Scientists are putting an herbal remedy from Madagascar, purported to cure COVID-19, to the test.
Researchers at Germany’s Max Planck Institute of Colloids and Interfaces, in Potsdam, are collaborating with a U.S. company, ArtemiLife, to test an extract from the plant Artemisia annua to determine its effectiveness in speeding recovery from the virus.
“We are working with two independent laboratories to ensure the highest possible quality and exclude any bias in the results,” Peter Seeberger, lead researcher, told VOA in an email response.
Seeberger is hopeful the first results will be back soon. “We have collected a significant body of data but are again repeating the work to make sure any results are reproducible multiple times,” he said. “Within the next couple of weeks, we will be in a position to speak with certainty to the activity of this class of compounds. Logical next steps will be human clinical trials, provided that we have a positive outcome of our current studies.”
Several scientists in African countries, including South Africa and Senegal, are currently performing tests as well. The World Health Organization has also pledged to conduct a study into the plant’s effectiveness.
The controversial plant mixture first came to prominence when Madagascar’s President Andry Rajoelina announced it had been shown to treat the coronavirus. He said he considered it a “miracle cure.” The herbal medicine has also been used for treatment of malaria.
“The patients who have healed have taken no other product than COVID-Organics,” Rajoelina said, speaking in French to France 24. “The patients tend to heal [in] seven to 10 days,” Rajoelina added when asked for evidence. More than 20 African countries have placed orders for what is now dubbed “COVID-Organics,” including the Republic of Congo, Equatorial Guinea and Tanzania.

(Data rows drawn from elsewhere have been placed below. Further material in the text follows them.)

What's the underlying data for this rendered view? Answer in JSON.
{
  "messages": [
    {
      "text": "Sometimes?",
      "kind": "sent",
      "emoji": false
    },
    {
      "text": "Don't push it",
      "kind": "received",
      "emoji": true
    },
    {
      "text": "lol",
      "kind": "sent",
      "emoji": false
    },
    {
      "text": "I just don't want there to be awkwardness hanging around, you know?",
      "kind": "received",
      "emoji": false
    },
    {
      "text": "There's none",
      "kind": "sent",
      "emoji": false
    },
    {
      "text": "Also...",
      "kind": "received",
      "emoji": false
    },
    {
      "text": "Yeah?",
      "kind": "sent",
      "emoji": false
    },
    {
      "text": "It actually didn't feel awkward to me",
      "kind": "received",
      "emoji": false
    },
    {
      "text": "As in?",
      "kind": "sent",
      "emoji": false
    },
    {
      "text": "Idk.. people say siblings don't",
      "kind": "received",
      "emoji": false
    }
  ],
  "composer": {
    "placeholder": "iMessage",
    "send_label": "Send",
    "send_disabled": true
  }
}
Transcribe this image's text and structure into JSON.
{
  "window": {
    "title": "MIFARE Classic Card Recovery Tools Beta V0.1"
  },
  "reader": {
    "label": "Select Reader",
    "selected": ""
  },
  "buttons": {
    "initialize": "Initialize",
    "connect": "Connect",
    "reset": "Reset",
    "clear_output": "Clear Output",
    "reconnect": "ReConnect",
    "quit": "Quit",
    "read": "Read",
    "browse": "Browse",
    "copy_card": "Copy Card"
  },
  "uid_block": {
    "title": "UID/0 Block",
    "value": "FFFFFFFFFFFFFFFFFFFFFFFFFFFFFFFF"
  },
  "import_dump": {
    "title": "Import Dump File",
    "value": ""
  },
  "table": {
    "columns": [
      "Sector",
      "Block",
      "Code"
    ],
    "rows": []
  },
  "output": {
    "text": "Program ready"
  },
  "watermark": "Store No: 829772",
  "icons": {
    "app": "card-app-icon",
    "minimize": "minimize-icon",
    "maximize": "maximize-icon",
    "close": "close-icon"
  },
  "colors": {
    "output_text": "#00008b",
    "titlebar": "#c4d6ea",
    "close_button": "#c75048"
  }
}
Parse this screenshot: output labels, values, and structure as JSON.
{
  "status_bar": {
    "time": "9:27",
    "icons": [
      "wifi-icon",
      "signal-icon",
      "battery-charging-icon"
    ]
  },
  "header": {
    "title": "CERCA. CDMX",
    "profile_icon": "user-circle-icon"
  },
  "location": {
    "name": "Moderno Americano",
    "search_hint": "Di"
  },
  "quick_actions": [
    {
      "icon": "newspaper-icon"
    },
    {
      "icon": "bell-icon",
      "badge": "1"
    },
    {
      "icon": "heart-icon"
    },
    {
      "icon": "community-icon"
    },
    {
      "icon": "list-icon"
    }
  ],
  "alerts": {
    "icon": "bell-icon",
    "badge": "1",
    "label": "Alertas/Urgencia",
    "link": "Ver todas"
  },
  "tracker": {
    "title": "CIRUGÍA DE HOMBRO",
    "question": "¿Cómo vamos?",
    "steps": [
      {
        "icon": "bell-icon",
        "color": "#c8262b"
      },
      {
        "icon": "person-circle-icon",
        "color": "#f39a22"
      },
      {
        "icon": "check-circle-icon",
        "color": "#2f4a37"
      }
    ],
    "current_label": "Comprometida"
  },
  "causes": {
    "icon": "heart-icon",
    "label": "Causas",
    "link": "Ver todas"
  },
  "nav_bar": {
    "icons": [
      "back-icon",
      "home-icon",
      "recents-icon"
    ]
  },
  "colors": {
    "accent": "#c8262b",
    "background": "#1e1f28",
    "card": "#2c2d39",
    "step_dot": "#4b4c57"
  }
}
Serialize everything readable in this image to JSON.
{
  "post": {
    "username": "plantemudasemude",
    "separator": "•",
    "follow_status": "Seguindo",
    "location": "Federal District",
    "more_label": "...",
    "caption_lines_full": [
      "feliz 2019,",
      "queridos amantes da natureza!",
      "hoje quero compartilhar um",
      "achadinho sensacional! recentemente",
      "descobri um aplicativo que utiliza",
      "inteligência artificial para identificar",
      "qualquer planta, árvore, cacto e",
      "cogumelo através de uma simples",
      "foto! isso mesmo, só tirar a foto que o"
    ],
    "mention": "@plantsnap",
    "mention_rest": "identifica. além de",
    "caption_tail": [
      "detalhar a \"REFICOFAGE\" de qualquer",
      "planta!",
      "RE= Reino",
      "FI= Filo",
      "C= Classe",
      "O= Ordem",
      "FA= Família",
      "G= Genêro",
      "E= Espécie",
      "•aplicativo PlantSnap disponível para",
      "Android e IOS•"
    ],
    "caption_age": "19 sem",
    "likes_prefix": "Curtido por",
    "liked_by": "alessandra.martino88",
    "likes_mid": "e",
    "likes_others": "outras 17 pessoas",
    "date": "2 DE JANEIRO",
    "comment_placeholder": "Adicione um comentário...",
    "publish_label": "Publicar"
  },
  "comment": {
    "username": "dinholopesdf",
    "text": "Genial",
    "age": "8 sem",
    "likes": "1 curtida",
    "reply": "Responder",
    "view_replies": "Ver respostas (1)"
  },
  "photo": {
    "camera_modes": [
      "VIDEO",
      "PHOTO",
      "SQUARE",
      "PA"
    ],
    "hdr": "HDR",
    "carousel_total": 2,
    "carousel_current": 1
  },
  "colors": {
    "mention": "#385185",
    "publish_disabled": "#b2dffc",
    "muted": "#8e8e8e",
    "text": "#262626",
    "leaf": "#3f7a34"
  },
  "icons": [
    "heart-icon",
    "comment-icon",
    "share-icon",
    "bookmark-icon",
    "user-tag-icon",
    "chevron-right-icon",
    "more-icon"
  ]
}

Despite Madagascar’s exports of the herbal medicine to several countries, doubts remain. Professor Stanley Okolo, the director-general of the West Africa Health Organization, part of the regional Economic Community of West African States, or ECOWAS, sounded a note of caution on VOA’s Daybreak Africa radio program. “We have not seen the evidence of the research,” he said. “I have heard that it has cured two people, and for us in the medical field and in the health profession, we need evidence before we can support a cure.”
There has been additional skepticism coming from the World Health Organization and other prominent health bodies. “Seventy traditional medicine experts from countries across Africa held a virtual meeting with the WHO on the role of traditional medicine in the COVID19 response,” WHO’s regional office for Africa tweeted on May 12. “They unanimously agreed that clinical trials must be conducted for all medicines in the Region, without exception.”
Denis Chopera, a virologist working in South Africa, said that, since there are no side effects, the herb can’t cause harm, but people shouldn’t presume it is a miracle cure. “People are taking immune boosters and so on,” he said on VOA’s English-to-Africa’s radio and TV programs. “So, I don’t think there's any harm, but I don't think people should expect that it will treat them and cure COVID-19 because that has not been proven scientifically.”
This story originated in the Africa Division with reporting contributions from VOA’s English-to-Africa’s James Butty and Jason Patinkin.